[[ Data supplied open ]]

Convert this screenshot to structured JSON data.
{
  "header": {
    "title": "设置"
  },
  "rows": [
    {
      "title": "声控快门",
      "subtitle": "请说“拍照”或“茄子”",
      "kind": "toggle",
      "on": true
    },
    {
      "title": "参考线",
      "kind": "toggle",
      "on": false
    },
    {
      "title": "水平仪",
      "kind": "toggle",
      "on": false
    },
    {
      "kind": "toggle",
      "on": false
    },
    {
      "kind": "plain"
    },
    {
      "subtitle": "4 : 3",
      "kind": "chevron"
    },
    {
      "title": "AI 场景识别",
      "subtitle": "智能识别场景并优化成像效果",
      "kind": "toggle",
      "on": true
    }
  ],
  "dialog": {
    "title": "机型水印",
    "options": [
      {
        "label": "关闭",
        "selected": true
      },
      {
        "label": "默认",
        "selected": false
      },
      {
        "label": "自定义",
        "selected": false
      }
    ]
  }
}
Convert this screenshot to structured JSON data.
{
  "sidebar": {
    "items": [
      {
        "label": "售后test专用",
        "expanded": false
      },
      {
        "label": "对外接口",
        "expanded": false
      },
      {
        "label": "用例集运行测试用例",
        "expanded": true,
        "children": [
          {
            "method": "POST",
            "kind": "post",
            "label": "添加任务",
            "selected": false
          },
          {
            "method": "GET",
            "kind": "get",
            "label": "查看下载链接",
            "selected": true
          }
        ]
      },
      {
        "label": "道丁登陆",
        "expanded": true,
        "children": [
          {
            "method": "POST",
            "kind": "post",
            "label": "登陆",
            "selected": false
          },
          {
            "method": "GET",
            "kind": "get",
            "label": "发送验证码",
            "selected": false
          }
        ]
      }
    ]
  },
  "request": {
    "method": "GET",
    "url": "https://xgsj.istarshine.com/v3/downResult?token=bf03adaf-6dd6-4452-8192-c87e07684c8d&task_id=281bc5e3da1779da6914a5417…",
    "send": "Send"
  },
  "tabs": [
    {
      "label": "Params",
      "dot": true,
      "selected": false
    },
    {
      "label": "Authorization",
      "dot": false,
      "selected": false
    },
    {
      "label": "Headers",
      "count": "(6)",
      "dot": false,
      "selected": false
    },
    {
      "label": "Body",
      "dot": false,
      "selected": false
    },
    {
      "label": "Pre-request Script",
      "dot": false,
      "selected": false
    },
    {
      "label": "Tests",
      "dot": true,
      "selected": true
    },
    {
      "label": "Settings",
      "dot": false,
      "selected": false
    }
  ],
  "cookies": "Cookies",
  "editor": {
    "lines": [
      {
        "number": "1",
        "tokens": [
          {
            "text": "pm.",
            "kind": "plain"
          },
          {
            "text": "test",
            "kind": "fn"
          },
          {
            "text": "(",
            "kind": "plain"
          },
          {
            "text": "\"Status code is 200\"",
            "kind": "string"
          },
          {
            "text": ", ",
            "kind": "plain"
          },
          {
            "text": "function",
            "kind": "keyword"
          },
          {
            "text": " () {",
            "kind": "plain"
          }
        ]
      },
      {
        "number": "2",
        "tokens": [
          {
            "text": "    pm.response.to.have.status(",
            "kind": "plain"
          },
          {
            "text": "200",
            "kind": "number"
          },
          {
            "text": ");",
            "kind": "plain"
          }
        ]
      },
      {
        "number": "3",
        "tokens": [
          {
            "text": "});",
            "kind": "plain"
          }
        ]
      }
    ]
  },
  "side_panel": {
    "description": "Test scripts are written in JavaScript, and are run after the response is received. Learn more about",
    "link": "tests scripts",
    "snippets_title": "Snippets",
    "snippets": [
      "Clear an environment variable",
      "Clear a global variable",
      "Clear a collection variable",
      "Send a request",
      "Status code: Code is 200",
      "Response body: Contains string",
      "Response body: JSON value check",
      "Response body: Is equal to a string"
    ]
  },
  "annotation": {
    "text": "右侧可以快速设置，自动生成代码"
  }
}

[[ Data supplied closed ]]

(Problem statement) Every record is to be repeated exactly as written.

(Answer to this exercise)
Convert this screenshot to structured JSON data.
{
  "header": {
    "title": "设置"
  },
  "rows": [
    {
      "title": "声控快门",
      "subtitle": "请说“拍照”或“茄子”",
      "kind": "toggle",
      "on": true
    },
    {
      "title": "参考线",
      "kind": "toggle",
      "on": false
    },
    {
      "title": "水平仪",
      "kind": "toggle",
      "on": false
    },
    {
      "kind": "toggle",
      "on": false
    },
    {
      "kind": "plain"
    },
    {
      "subtitle": "4 : 3",
      "kind": "chevron"
    },
    {
      "title": "AI 场景识别",
      "subtitle": "智能识别场景并优化成像效果",
      "kind": "toggle",
      "on": true
    }
  ],
  "dialog": {
    "title": "机型水印",
    "options": [
      {
        "label": "关闭",
        "selected": true
      },
      {
        "label": "默认",
        "selected": false
      },
      {
        "label": "自定义",
        "selected": false
      }
    ]
  }
}
Convert this screenshot to structured JSON data.
{
  "sidebar": {
    "items": [
      {
        "label": "售后test专用",
        "expanded": false
      },
      {
        "label": "对外接口",
        "expanded": false
      },
      {
        "label": "用例集运行测试用例",
        "expanded": true,
        "children": [
          {
            "method": "POST",
            "kind": "post",
            "label": "添加任务",
            "selected": false
          },
          {
            "method": "GET",
            "kind": "get",
            "label": "查看下载链接",
            "selected": true
          }
        ]
      },
      {
        "label": "道丁登陆",
        "expanded": true,
        "children": [
          {
            "method": "POST",
            "kind": "post",
            "label": "登陆",
            "selected": false
          },
          {
            "method": "GET",
            "kind": "get",
            "label": "发送验证码",
            "selected": false
          }
        ]
      }
    ]
  },
  "request": {
    "method": "GET",
    "url": "https://xgsj.istarshine.com/v3/downResult?token=bf03adaf-6dd6-4452-8192-c87e07684c8d&task_id=281bc5e3da1779da6914a5417…",
    "send": "Send"
  },
  "tabs": [
    {
      "label": "Params",
      "dot": true,
      "selected": false
    },
    {
      "label": "Authorization",
      "dot": false,
      "selected": false
    },
    {
      "label": "Headers",
      "count": "(6)",
      "dot": false,
      "selected": false
    },
    {
      "label": "Body",
      "dot": false,
      "selected": false
    },
    {
      "label": "Pre-request Script",
      "dot": false,
      "selected": false
    },
    {
      "label": "Tests",
      "dot": true,
      "selected": true
    },
    {
      "label": "Settings",
      "dot": false,
      "selected": false
    }
  ],
  "cookies": "Cookies",
  "editor": {
    "lines": [
      {
        "number": "1",
        "tokens": [
          {
            "text": "pm.",
            "kind": "plain"
          },
          {
            "text": "test",
            "kind": "fn"
          },
          {
            "text": "(",
            "kind": "plain"
          },
          {
            "text": "\"Status code is 200\"",
            "kind": "string"
          },
          {
            "text": ", ",
            "kind": "plain"
          },
          {
            "text": "function",
            "kind": "keyword"
          },
          {
            "text": " () {",
            "kind": "plain"
          }
        ]
      },
      {
        "number": "2",
        "tokens": [
          {
            "text": "    pm.response.to.have.status(",
            "kind": "plain"
          },
          {
            "text": "200",
            "kind": "number"
          },
          {
            "text": ");",
            "kind": "plain"
          }
        ]
      },
      {
        "number": "3",
        "tokens": [
          {
            "text": "});",
            "kind": "plain"
          }
        ]
      }
    ]
  },
  "side_panel": {
    "description": "Test scripts are written in JavaScript, and are run after the response is received. Learn more about",
    "link": "tests scripts",
    "snippets_title": "Snippets",
    "snippets": [
      "Clear an environment variable",
      "Clear a global variable",
      "Clear a collection variable",
      "Send a request",
      "Status code: Code is 200",
      "Response body: Contains string",
      "Response body: JSON value check",
      "Response body: Is equal to a string"
    ]
  },
  "annotation": {
    "text": "右侧可以快速设置，自动生成代码"
  }
}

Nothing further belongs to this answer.